Dataset rows for apps and sites:

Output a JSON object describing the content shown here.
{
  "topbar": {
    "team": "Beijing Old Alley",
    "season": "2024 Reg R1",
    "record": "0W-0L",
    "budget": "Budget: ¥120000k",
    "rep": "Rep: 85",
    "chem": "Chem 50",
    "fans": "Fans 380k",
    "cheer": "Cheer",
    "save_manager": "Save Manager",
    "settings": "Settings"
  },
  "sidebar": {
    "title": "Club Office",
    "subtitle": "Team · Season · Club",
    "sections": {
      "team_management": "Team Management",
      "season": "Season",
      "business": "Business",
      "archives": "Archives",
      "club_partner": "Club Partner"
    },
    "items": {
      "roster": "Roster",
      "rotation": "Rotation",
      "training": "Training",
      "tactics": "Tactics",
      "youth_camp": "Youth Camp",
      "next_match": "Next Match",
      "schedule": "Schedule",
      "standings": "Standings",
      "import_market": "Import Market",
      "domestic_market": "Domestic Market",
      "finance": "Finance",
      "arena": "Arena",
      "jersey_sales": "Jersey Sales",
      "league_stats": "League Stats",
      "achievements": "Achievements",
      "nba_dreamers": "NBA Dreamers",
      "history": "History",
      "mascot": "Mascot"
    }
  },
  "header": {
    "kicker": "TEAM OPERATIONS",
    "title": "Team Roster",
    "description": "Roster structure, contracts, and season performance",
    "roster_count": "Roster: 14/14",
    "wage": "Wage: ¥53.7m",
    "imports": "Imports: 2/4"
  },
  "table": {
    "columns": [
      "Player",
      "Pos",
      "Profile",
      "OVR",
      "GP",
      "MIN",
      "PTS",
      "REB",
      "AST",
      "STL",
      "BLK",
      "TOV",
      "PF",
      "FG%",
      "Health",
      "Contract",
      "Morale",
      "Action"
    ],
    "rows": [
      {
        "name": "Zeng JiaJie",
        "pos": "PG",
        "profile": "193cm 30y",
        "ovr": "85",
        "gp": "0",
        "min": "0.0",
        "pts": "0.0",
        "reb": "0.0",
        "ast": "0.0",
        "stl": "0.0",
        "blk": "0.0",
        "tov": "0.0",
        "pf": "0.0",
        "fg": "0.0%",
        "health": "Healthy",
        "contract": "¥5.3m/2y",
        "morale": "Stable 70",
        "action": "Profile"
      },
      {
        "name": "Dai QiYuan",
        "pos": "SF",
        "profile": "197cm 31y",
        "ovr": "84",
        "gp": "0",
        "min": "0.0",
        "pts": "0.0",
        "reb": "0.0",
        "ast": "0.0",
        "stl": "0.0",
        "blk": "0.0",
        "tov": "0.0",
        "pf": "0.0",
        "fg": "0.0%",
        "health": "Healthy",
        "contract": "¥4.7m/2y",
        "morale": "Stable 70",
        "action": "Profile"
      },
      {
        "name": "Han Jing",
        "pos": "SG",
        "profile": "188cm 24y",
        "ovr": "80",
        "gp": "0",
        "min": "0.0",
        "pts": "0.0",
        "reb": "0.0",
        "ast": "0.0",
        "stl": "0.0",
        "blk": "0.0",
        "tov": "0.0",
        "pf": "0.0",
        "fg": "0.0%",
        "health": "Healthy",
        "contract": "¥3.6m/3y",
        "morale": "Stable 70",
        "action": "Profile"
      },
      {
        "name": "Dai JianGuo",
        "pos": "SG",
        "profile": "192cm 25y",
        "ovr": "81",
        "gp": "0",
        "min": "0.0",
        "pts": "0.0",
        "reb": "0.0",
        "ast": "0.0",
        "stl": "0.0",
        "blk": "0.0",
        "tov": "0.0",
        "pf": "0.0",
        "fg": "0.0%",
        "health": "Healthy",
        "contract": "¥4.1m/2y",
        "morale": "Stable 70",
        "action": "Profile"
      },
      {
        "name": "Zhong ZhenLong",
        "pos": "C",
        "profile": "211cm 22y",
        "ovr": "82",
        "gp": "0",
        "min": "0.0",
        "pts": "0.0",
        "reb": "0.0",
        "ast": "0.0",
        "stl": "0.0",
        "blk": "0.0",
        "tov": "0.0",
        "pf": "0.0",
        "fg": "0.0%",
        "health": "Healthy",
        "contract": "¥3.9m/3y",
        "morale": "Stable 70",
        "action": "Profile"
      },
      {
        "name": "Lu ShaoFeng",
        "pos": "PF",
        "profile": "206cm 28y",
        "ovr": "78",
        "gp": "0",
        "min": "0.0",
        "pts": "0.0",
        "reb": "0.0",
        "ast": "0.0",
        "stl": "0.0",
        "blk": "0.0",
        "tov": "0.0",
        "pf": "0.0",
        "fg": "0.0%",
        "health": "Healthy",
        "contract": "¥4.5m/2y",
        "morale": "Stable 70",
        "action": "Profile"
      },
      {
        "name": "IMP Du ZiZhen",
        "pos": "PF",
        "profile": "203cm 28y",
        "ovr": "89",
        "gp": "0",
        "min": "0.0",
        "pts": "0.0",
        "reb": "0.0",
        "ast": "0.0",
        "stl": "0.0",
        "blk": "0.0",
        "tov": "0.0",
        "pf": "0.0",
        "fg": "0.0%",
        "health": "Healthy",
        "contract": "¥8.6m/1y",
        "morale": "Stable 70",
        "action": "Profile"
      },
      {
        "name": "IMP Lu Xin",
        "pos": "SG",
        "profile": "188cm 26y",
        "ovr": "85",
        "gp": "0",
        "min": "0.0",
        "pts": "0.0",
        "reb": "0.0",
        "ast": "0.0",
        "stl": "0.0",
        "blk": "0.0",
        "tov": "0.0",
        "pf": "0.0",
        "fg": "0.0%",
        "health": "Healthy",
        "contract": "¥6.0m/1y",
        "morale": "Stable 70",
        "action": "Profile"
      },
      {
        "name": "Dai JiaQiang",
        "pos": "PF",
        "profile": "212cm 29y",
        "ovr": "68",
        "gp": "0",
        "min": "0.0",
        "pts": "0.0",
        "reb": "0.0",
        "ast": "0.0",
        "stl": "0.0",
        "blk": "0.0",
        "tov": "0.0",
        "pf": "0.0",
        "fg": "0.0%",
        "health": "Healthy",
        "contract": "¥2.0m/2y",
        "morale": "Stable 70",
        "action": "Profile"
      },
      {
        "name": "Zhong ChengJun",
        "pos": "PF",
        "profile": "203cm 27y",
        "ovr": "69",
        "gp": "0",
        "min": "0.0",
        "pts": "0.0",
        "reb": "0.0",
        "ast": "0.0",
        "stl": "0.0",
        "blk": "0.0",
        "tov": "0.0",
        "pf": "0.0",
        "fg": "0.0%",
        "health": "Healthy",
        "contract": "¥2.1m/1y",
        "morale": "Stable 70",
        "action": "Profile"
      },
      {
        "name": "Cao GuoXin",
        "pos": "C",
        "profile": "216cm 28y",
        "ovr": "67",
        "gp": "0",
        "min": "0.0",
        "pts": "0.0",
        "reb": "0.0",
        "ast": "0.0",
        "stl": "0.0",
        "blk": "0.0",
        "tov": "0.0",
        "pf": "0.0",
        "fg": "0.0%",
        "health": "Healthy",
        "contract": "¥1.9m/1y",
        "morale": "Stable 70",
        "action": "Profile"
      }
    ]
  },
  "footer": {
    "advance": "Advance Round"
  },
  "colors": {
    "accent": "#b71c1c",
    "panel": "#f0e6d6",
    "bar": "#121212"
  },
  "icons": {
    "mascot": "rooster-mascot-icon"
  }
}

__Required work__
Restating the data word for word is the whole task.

__Output__
Output a JSON object describing the content shown here.
{
  "topbar": {
    "team": "Beijing Old Alley",
    "season": "2024 Reg R1",
    "record": "0W-0L",
    "budget": "Budget: ¥120000k",
    "rep": "Rep: 85",
    "chem": "Chem 50",
    "fans": "Fans 380k",
    "cheer": "Cheer",
    "save_manager": "Save Manager",
    "settings": "Settings"
  },
  "sidebar": {
    "title": "Club Office",
    "subtitle": "Team · Season · Club",
    "sections": {
      "team_management": "Team Management",
      "season": "Season",
      "business": "Business",
      "archives": "Archives",
      "club_partner": "Club Partner"
    },
    "items": {
      "roster": "Roster",
      "rotation": "Rotation",
      "training": "Training",
      "tactics": "Tactics",
      "youth_camp": "Youth Camp",
      "next_match": "Next Match",
      "schedule": "Schedule",
      "standings": "Standings",
      "import_market": "Import Market",
      "domestic_market": "Domestic Market",
      "finance": "Finance",
      "arena": "Arena",
      "jersey_sales": "Jersey Sales",
      "league_stats": "League Stats",
      "achievements": "Achievements",
      "nba_dreamers": "NBA Dreamers",
      "history": "History",
      "mascot": "Mascot"
    }
  },
  "header": {
    "kicker": "TEAM OPERATIONS",
    "title": "Team Roster",
    "description": "Roster structure, contracts, and season performance",
    "roster_count": "Roster: 14/14",
    "wage": "Wage: ¥53.7m",
    "imports": "Imports: 2/4"
  },
  "table": {
    "columns": [
      "Player",
      "Pos",
      "Profile",
      "OVR",
      "GP",
      "MIN",
      "PTS",
      "REB",
      "AST",
      "STL",
      "BLK",
      "TOV",
      "PF",
      "FG%",
      "Health",
      "Contract",
      "Morale",
      "Action"
    ],
    "rows": [
      {
        "name": "Zeng JiaJie",
        "pos": "PG",
        "profile": "193cm 30y",
        "ovr": "85",
        "gp": "0",
        "min": "0.0",
        "pts": "0.0",
        "reb": "0.0",
        "ast": "0.0",
        "stl": "0.0",
        "blk": "0.0",
        "tov": "0.0",
        "pf": "0.0",
        "fg": "0.0%",
        "health": "Healthy",
        "contract": "¥5.3m/2y",
        "morale": "Stable 70",
        "action": "Profile"
      },
      {
        "name": "Dai QiYuan",
        "pos": "SF",
        "profile": "197cm 31y",
        "ovr": "84",
        "gp": "0",
        "min": "0.0",
        "pts": "0.0",
        "reb": "0.0",
        "ast": "0.0",
        "stl": "0.0",
        "blk": "0.0",
        "tov": "0.0",
        "pf": "0.0",
        "fg": "0.0%",
        "health": "Healthy",
        "contract": "¥4.7m/2y",
        "morale": "Stable 70",
        "action": "Profile"
      },
      {
        "name": "Han Jing",
        "pos": "SG",
        "profile": "188cm 24y",
        "ovr": "80",
        "gp": "0",
        "min": "0.0",
        "pts": "0.0",
        "reb": "0.0",
        "ast": "0.0",
        "stl": "0.0",
        "blk": "0.0",
        "tov": "0.0",
        "pf": "0.0",
        "fg": "0.0%",
        "health": "Healthy",
        "contract": "¥3.6m/3y",
        "morale": "Stable 70",
        "action": "Profile"
      },
      {
        "name": "Dai JianGuo",
        "pos": "SG",
        "profile": "192cm 25y",
        "ovr": "81",
        "gp": "0",
        "min": "0.0",
        "pts": "0.0",
        "reb": "0.0",
        "ast": "0.0",
        "stl": "0.0",
        "blk": "0.0",
        "tov": "0.0",
        "pf": "0.0",
        "fg": "0.0%",
        "health": "Healthy",
        "contract": "¥4.1m/2y",
        "morale": "Stable 70",
        "action": "Profile"
      },
      {
        "name": "Zhong ZhenLong",
        "pos": "C",
        "profile": "211cm 22y",
        "ovr": "82",
        "gp": "0",
        "min": "0.0",
        "pts": "0.0",
        "reb": "0.0",
        "ast": "0.0",
        "stl": "0.0",
        "blk": "0.0",
        "tov": "0.0",
        "pf": "0.0",
        "fg": "0.0%",
        "health": "Healthy",
        "contract": "¥3.9m/3y",
        "morale": "Stable 70",
        "action": "Profile"
      },
      {
        "name": "Lu ShaoFeng",
        "pos": "PF",
        "profile": "206cm 28y",
        "ovr": "78",
        "gp": "0",
        "min": "0.0",
        "pts": "0.0",
        "reb": "0.0",
        "ast": "0.0",
        "stl": "0.0",
        "blk": "0.0",
        "tov": "0.0",
        "pf": "0.0",
        "fg": "0.0%",
        "health": "Healthy",
        "contract": "¥4.5m/2y",
        "morale": "Stable 70",
        "action": "Profile"
      },
      {
        "name": "IMP Du ZiZhen",
        "pos": "PF",
        "profile": "203cm 28y",
        "ovr": "89",
        "gp": "0",
        "min": "0.0",
        "pts": "0.0",
        "reb": "0.0",
        "ast": "0.0",
        "stl": "0.0",
        "blk": "0.0",
        "tov": "0.0",
        "pf": "0.0",
        "fg": "0.0%",
        "health": "Healthy",
        "contract": "¥8.6m/1y",
        "morale": "Stable 70",
        "action": "Profile"
      },
      {
        "name": "IMP Lu Xin",
        "pos": "SG",
        "profile": "188cm 26y",
        "ovr": "85",
        "gp": "0",
        "min": "0.0",
        "pts": "0.0",
        "reb": "0.0",
        "ast": "0.0",
        "stl": "0.0",
        "blk": "0.0",
        "tov": "0.0",
        "pf": "0.0",
        "fg": "0.0%",
        "health": "Healthy",
        "contract": "¥6.0m/1y",
        "morale": "Stable 70",
        "action": "Profile"
      },
      {
        "name": "Dai JiaQiang",
        "pos": "PF",
        "profile": "212cm 29y",
        "ovr": "68",
        "gp": "0",
        "min": "0.0",
        "pts": "0.0",
        "reb": "0.0",
        "ast": "0.0",
        "stl": "0.0",
        "blk": "0.0",
        "tov": "0.0",
        "pf": "0.0",
        "fg": "0.0%",
        "health": "Healthy",
        "contract": "¥2.0m/2y",
        "morale": "Stable 70",
        "action": "Profile"
      },
      {
        "name": "Zhong ChengJun",
        "pos": "PF",
        "profile": "203cm 27y",
        "ovr": "69",
        "gp": "0",
        "min": "0.0",
        "pts": "0.0",
        "reb": "0.0",
        "ast": "0.0",
        "stl": "0.0",
        "blk": "0.0",
        "tov": "0.0",
        "pf": "0.0",
        "fg": "0.0%",
        "health": "Healthy",
        "contract": "¥2.1m/1y",
        "morale": "Stable 70",
        "action": "Profile"
      },
      {
        "name": "Cao GuoXin",
        "pos": "C",
        "profile": "216cm 28y",
        "ovr": "67",
        "gp": "0",
        "min": "0.0",
        "pts": "0.0",
        "reb": "0.0",
        "ast": "0.0",
        "stl": "0.0",
        "blk": "0.0",
        "tov": "0.0",
        "pf": "0.0",
        "fg": "0.0%",
        "health": "Healthy",
        "contract": "¥1.9m/1y",
        "morale": "Stable 70",
        "action": "Profile"
      }
    ]
  },
  "footer": {
    "advance": "Advance Round"
  },
  "colors": {
    "accent": "#b71c1c",
    "panel": "#f0e6d6",
    "bar": "#121212"
  },
  "icons": {
    "mascot": "rooster-mascot-icon"
  }
}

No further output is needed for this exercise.